On the face of it, Neil Faulkner has written a reasonably good history of the Russian Revolution. This should not be surprising. As he acknowledges, between 1980 and 2010 he was an active member of the Socialist Workers Party (SWP) and took part in debates on the international working class movement.
So Neil provides a good analysis, going back centuries, of the development of the social, economic and political conditions that laid the basis for the February Revolution. He also provides a good account of the critical events that occurred subsequently. He also describes the international impact of the revolution, and how its failure to spread to other countries finally provided the grounds for the bloody counterrevolution.
But Neil has another agenda. He sets out the three bogus arguments he wants to nail, number one being that “Lenin was a democrat, not a ‘democratic centralist’, and that the Bolshevik Party was a mass democratic movement, not a pseudo-revolutionary sect”.
Neil quite rightly wants his book to be for “activists who want to change [the world]”, but he has a big problem with the way this can be done. In particular, he has a problem about the nature of the “vanguard party” — one informed by the writings of the Canadian Marxist, Lars Lih.

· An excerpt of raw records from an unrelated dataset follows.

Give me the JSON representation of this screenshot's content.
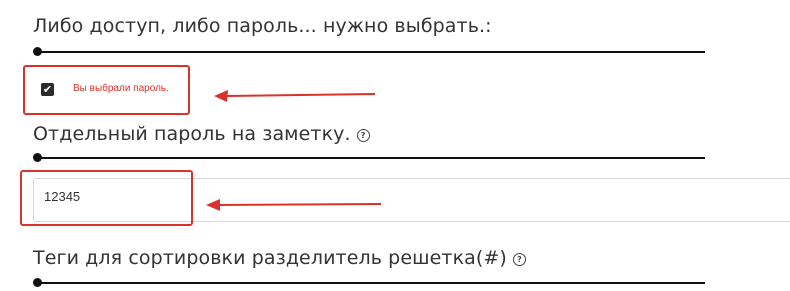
{
  "fields": {
    "access_choice": {
      "label": "Либо доступ, либо пароль... нужно выбрать.:"
    },
    "password_checkbox": {
      "checked": true,
      "check_glyph": "✔",
      "text": "Вы выбрали пароль."
    },
    "note_password": {
      "label": "Отдельный пароль на заметку.",
      "help_glyph": "?",
      "value": "12345"
    },
    "tags": {
      "label": "Теги для сортировки разделитель решетка(#)",
      "help_glyph": "?"
    }
  },
  "colors": {
    "highlight": "#d9332b",
    "text": "#333333",
    "slider": "#111111"
  },
  "icons": [
    "help-circle-icon",
    "checkbox-checked-icon",
    "arrow-left-icon"
  ]
}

Kevin Corr and Gareth Jenkins have written a critical rebuttal of Lih’s conclusions in International Socialism 144. The argument is about whether Lenin and the Bolsheviks operated in the tradition set by the then largest socialist party, the German Social Democrats, or were a “party of the new type” — a more tightly knit organisation that brought together the most class conscious members of the working class. Neil, following Lih, opts for the former.
In a vulgar passage he describes the alternative as a “small organisation run by a self-appointed ‘vanguard’ that seeks to insert itself into a mass movement in order to grow parasitically like a tic”. As Corr and Jenkins say, much of the left has concluded that the idea of “working class revolution led by a revolutionary party to smash the state seems a quaint property of irrelevant groups unable to break out of the far-left ghetto”.
Neil reinforces that belief. Even worse, he provides no alternative way forward apart from the vague “Only the masses in struggle can create a party of revolution.” Hear, hear to that; but how many times have we seen the “masses in struggle” only for it to all end in tears, or seen left parties such as Syriza in Greece promise to challenge the tyranny of capitalism, only for it to end in disillusion. What has, time and again, been lacking is a revolutionary party “of the new type”, steeled in class struggle and able to point the way forward — just as Lenin and the Bolsheviks did at critical points.
Get real, Neil. Patiently building Leninist parties rooted in workers’ struggles remains the only way to overthrow capitalism.